* [Input data]
##########

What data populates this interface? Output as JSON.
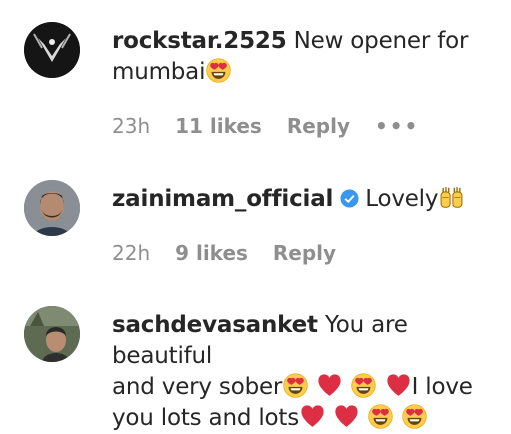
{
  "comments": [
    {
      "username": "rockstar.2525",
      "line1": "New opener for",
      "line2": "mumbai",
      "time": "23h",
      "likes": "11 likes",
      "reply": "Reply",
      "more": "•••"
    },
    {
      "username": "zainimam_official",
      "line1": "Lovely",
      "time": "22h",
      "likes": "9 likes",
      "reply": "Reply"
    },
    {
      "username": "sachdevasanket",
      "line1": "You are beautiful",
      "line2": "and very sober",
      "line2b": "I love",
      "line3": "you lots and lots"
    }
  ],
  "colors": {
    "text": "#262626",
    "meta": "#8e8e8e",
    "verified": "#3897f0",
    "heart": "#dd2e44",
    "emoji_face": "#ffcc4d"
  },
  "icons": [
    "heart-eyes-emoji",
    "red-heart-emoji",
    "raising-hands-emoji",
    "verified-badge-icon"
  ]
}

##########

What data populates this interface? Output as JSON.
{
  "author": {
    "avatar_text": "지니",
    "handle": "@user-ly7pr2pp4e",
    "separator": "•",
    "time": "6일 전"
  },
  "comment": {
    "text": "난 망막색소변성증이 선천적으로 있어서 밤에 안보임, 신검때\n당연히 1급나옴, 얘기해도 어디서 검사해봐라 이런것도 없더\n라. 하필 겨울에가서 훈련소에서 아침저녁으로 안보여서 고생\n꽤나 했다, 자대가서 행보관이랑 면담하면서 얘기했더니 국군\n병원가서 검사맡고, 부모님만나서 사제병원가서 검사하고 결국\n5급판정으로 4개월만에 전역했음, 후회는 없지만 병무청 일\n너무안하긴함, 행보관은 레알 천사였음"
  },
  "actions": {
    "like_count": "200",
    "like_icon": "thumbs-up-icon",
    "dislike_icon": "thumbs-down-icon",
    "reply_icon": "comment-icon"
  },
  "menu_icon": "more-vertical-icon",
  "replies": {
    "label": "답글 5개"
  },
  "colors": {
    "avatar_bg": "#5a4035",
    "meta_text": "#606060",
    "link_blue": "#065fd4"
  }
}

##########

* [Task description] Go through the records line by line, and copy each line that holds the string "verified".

* [Output for this task]
    "verified": "#3897f0",
    "verified-badge-icon"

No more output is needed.